"I'm finally coming in healthy," Vonn said Sunday. "I'm definitely getting ready to get my game face on."
Next up are the world championships. They begin Tuesday with the women's super-G, one of the races in which Vonn is the favorite.
This season, she took nearly a month off to fully recover from an intestinal illness that landed her in the hospital in November. She returned last month and won two races.
"I've never taken a break during the season before," Vonn said. "This is the first time I'm coming to world championships healthy and very rested. This is probably the most prepared I've ever been for world championships. Only medals count, so I'm going to be going for it."
Vonn has been hit by injuries at her last five major championships.
She pulled out midway through the last worlds in Garmisch-Partenkirchen, Germany, because of a mild concussion. At the 2010 Vancouver Olympics, Vonn skied despite a severely bruised shin to win the downhill and take bronze in the super-G.
At the 2009 worlds in Val d'Isere, France, she sliced her thumb open on a champagne bottle after sweeping gold in the downhill and super-G, forcing her out of the giant slalom. At the 2007 worlds in Are, Sweden, Vonn injured her knee in training and missed her final two events.
And at the 2006 Turin Olympics, she had a horrific crash in downhill training and went directly from her hospital room to the mountain to compete in four of her five events.
While Vonn has won four of the past five overall World Cup titles, she's under no illusions about this season's race. Slovenia's Tina Maze running away with the title.
Maze has won seven races to Vonn's six and has more than twice as many points as second-place Maria Hoefl-Riesch. Vonn is third overall.
"I don't really think there's been a rivalry, considering I had some intestinal problems," Vonn said. "I don't really compare myself to (Maze) because I took that break and missed a lot of races. She's had an exceptional year and I think it's great for the sport that she's skiing so well and clearly dominating."
Vonn's American teammates have also been performing well.
Teenager Mikaela Shiffrin has won three slalom races this season. Alice McKennis won for first time in her career, a downhill. Stacey Cook, Julia Mancuso and Leanne Smith have finished on the podium.
"There's going to be a lot of competition, but I think it's very possible that the Americans can dominate the podium here," Vonn said. "The way everyone is skiing is incredible. Pretty much everyone on our team has been on the podium this year and I've been with the team for a long time and it's never been like that before. I think all the girls know that they can win any day and everyone's pushing each other. It's just a great atmosphere."
There has been so much success that the team will have a tough time selecting its four starters for the downhill. While Vonn and McKennis qualified automatically, four other skiers — Cook, Mancuso, Smith and Laurenne Ross — will be competing for the other two spots.

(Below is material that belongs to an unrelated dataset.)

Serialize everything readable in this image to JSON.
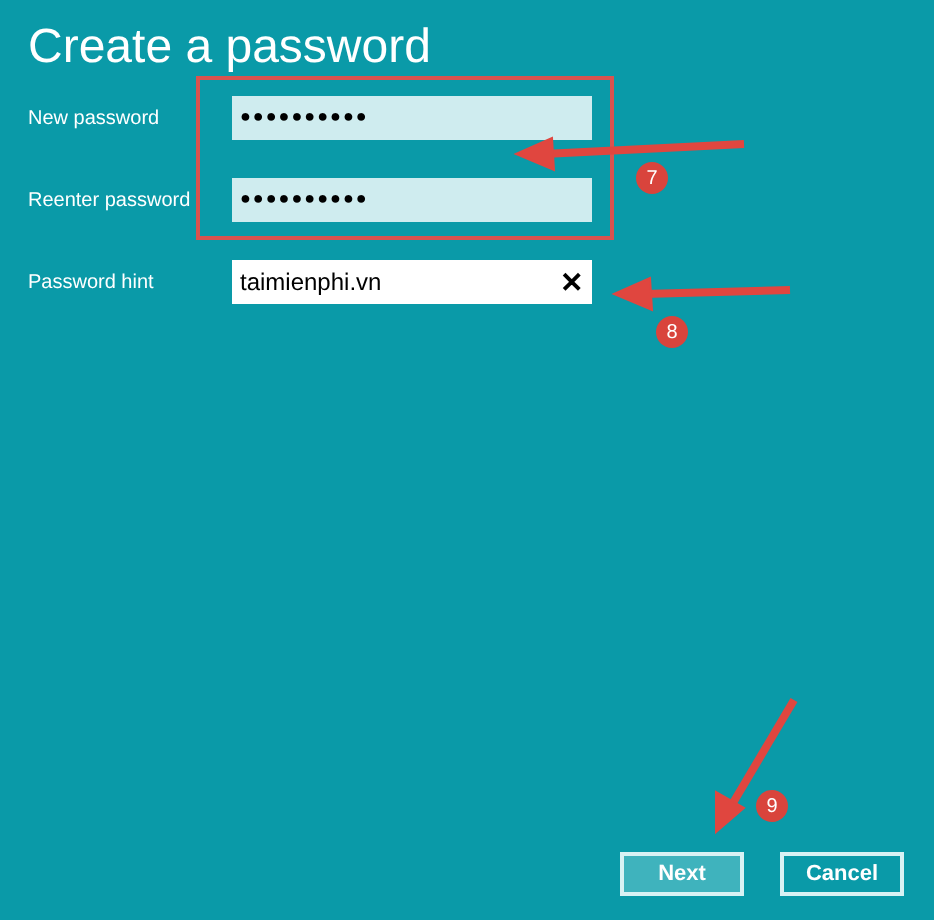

"Usually the Austrian team is confronted with a situation like that but over the last couple of years our team got that strong, so I'm in this lucky but also very difficult situation," head coach Alex Hoedlmoser said, adding that the deicision will likely be made after the second training session.

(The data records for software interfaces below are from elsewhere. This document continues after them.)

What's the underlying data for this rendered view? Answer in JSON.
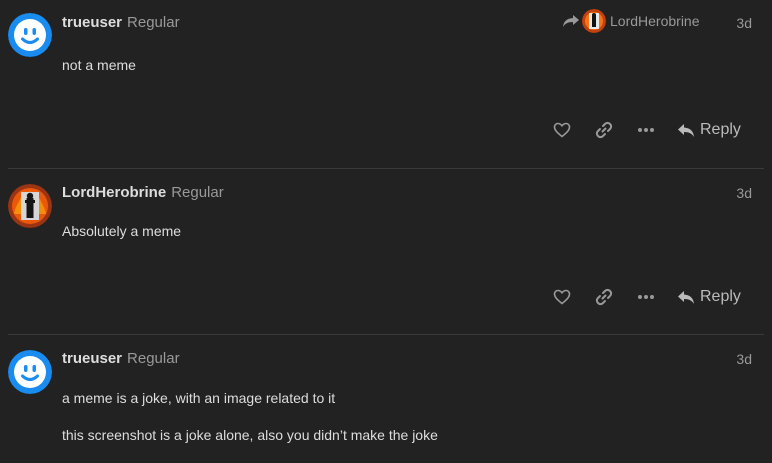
{
  "posts": [
    {
      "username": "trueuser",
      "user_title": "Regular",
      "date": "3d",
      "reply_to": "LordHerobrine",
      "paragraphs": [
        "not a meme"
      ],
      "reply_label": "Reply"
    },
    {
      "username": "LordHerobrine",
      "user_title": "Regular",
      "date": "3d",
      "paragraphs": [
        "Absolutely a meme"
      ],
      "reply_label": "Reply"
    },
    {
      "username": "trueuser",
      "user_title": "Regular",
      "date": "3d",
      "paragraphs": [
        "a meme is a joke, with an image related to it",
        "this screenshot is a joke alone, also you didn’t make the joke"
      ]
    }
  ],
  "icons": {
    "like": "heart-icon",
    "link": "link-icon",
    "more": "ellipsis-icon",
    "reply": "reply-arrow-icon",
    "reply_to": "share-arrow-icon"
  },
  "colors": {
    "background": "#222222",
    "trueuser_avatar": "#1a8cf0",
    "text": "#dddddd",
    "muted": "#999999"
  }
}
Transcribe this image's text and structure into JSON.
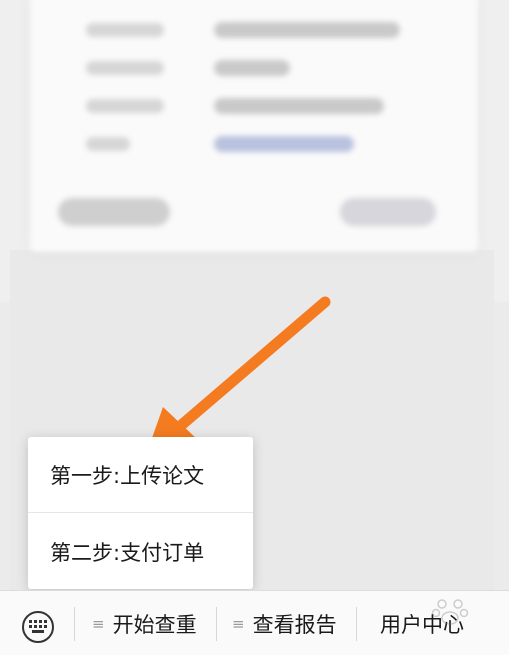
{
  "menu_popup": {
    "items": [
      {
        "label": "第一步:上传论文"
      },
      {
        "label": "第二步:支付订单"
      }
    ]
  },
  "bottom_bar": {
    "tabs": [
      {
        "label": "开始查重",
        "icon": "menu-lines-icon"
      },
      {
        "label": "查看报告",
        "icon": "menu-lines-icon"
      },
      {
        "label": "用户中心"
      }
    ],
    "keyboard_icon": "keyboard-icon"
  },
  "annotation": {
    "arrow_color": "#f47b20"
  }
}
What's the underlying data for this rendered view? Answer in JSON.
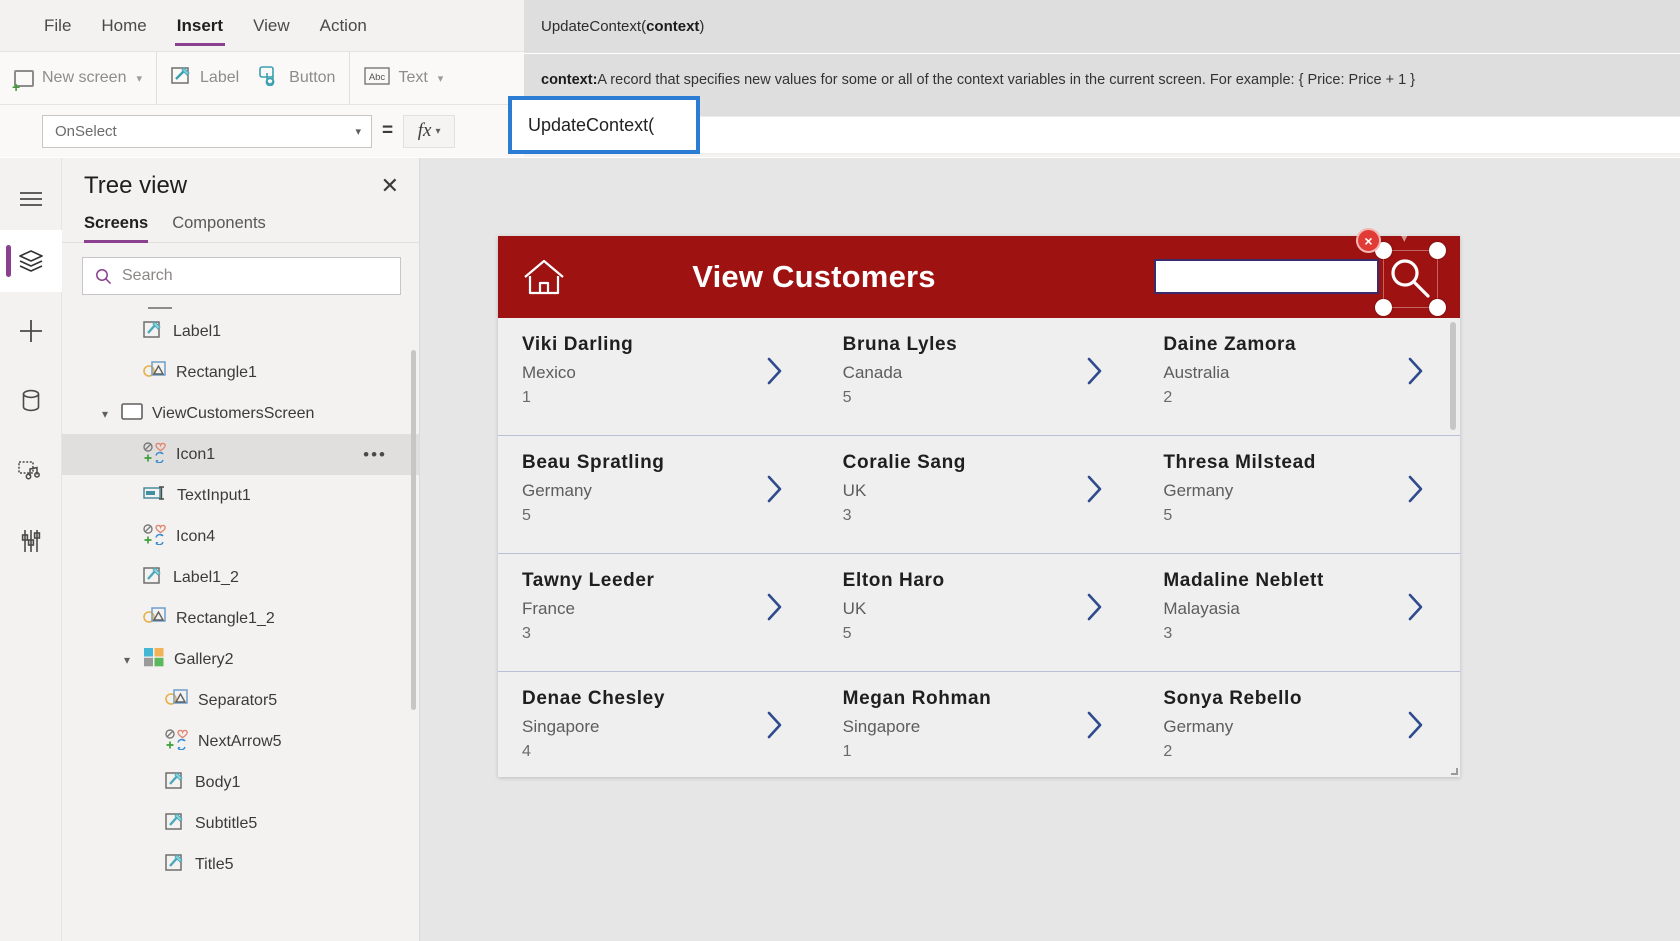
{
  "menubar": {
    "items": [
      {
        "label": "File",
        "active": false
      },
      {
        "label": "Home",
        "active": false
      },
      {
        "label": "Insert",
        "active": true
      },
      {
        "label": "View",
        "active": false
      },
      {
        "label": "Action",
        "active": false
      }
    ]
  },
  "ribbon": {
    "new_screen": "New screen",
    "label": "Label",
    "button": "Button",
    "text": "Text"
  },
  "formula": {
    "property": "OnSelect",
    "equals": "=",
    "value": "UpdateContext(",
    "intellisense_signature_prefix": "UpdateContext(",
    "intellisense_signature_arg": "context",
    "intellisense_signature_suffix": ")",
    "intellisense_param": "context:",
    "intellisense_desc": " A record that specifies new values for some or all of the context variables in the current screen. For example: { Price: Price + 1 }"
  },
  "treeview": {
    "title": "Tree view",
    "tabs": [
      {
        "label": "Screens",
        "active": true
      },
      {
        "label": "Components",
        "active": false
      }
    ],
    "search_placeholder": "Search",
    "search_value": "",
    "nodes": [
      {
        "label": "Label1",
        "icon": "label-icon",
        "indent": 2,
        "chevron": "",
        "selected": false,
        "dots": false
      },
      {
        "label": "Rectangle1",
        "icon": "shape-icon",
        "indent": 2,
        "chevron": "",
        "selected": false,
        "dots": false
      },
      {
        "label": "ViewCustomersScreen",
        "icon": "screen-icon",
        "indent": 1,
        "chevron": "v",
        "selected": false,
        "dots": false
      },
      {
        "label": "Icon1",
        "icon": "icon-glyph",
        "indent": 2,
        "chevron": "",
        "selected": true,
        "dots": true
      },
      {
        "label": "TextInput1",
        "icon": "textinput-icon",
        "indent": 2,
        "chevron": "",
        "selected": false,
        "dots": false
      },
      {
        "label": "Icon4",
        "icon": "icon-glyph",
        "indent": 2,
        "chevron": "",
        "selected": false,
        "dots": false
      },
      {
        "label": "Label1_2",
        "icon": "label-icon",
        "indent": 2,
        "chevron": "",
        "selected": false,
        "dots": false
      },
      {
        "label": "Rectangle1_2",
        "icon": "shape-icon",
        "indent": 2,
        "chevron": "",
        "selected": false,
        "dots": false
      },
      {
        "label": "Gallery2",
        "icon": "gallery-icon",
        "indent": 2,
        "chevron": "v",
        "selected": false,
        "dots": false
      },
      {
        "label": "Separator5",
        "icon": "shape-icon",
        "indent": 3,
        "chevron": "",
        "selected": false,
        "dots": false
      },
      {
        "label": "NextArrow5",
        "icon": "icon-glyph",
        "indent": 3,
        "chevron": "",
        "selected": false,
        "dots": false
      },
      {
        "label": "Body1",
        "icon": "label-icon",
        "indent": 3,
        "chevron": "",
        "selected": false,
        "dots": false
      },
      {
        "label": "Subtitle5",
        "icon": "label-icon",
        "indent": 3,
        "chevron": "",
        "selected": false,
        "dots": false
      },
      {
        "label": "Title5",
        "icon": "label-icon",
        "indent": 3,
        "chevron": "",
        "selected": false,
        "dots": false
      }
    ]
  },
  "rail": {
    "items": [
      "hamburger-icon",
      "layers-icon",
      "plus-icon",
      "database-icon",
      "media-icon",
      "tools-icon"
    ]
  },
  "app": {
    "header": {
      "title": "View Customers",
      "home_icon": "home-icon",
      "search_icon": "magnifier-icon",
      "search_value": "",
      "brand_color": "#9e1212"
    },
    "gallery": {
      "rows": [
        [
          {
            "title": "Viki  Darling",
            "subtitle": "Mexico",
            "body": "1"
          },
          {
            "title": "Bruna  Lyles",
            "subtitle": "Canada",
            "body": "5"
          },
          {
            "title": "Daine Zamora",
            "subtitle": "Australia",
            "body": "2"
          }
        ],
        [
          {
            "title": "Beau Spratling",
            "subtitle": "Germany",
            "body": "5"
          },
          {
            "title": "Coralie Sang",
            "subtitle": "UK",
            "body": "3"
          },
          {
            "title": "Thresa Milstead",
            "subtitle": "Germany",
            "body": "5"
          }
        ],
        [
          {
            "title": "Tawny Leeder",
            "subtitle": "France",
            "body": "3"
          },
          {
            "title": "Elton Haro",
            "subtitle": "UK",
            "body": "5"
          },
          {
            "title": "Madaline Neblett",
            "subtitle": "Malayasia",
            "body": "3"
          }
        ],
        [
          {
            "title": "Denae Chesley",
            "subtitle": "Singapore",
            "body": "4"
          },
          {
            "title": "Megan Rohman",
            "subtitle": "Singapore",
            "body": "1"
          },
          {
            "title": "Sonya Rebello",
            "subtitle": "Germany",
            "body": "2"
          }
        ]
      ]
    },
    "selection": {
      "delete_badge": "×"
    }
  }
}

Vonn will likely race in only four individual events, skipping the slalom.
"She didn't have enough training and it doesn't really make sense," Hoedlmoser said. "All that counts here is medals. But we'll see how it goes. If she has a bunch of gold medals going into that maybe she's going to try the slalom, too."
© 2016 Star Tribune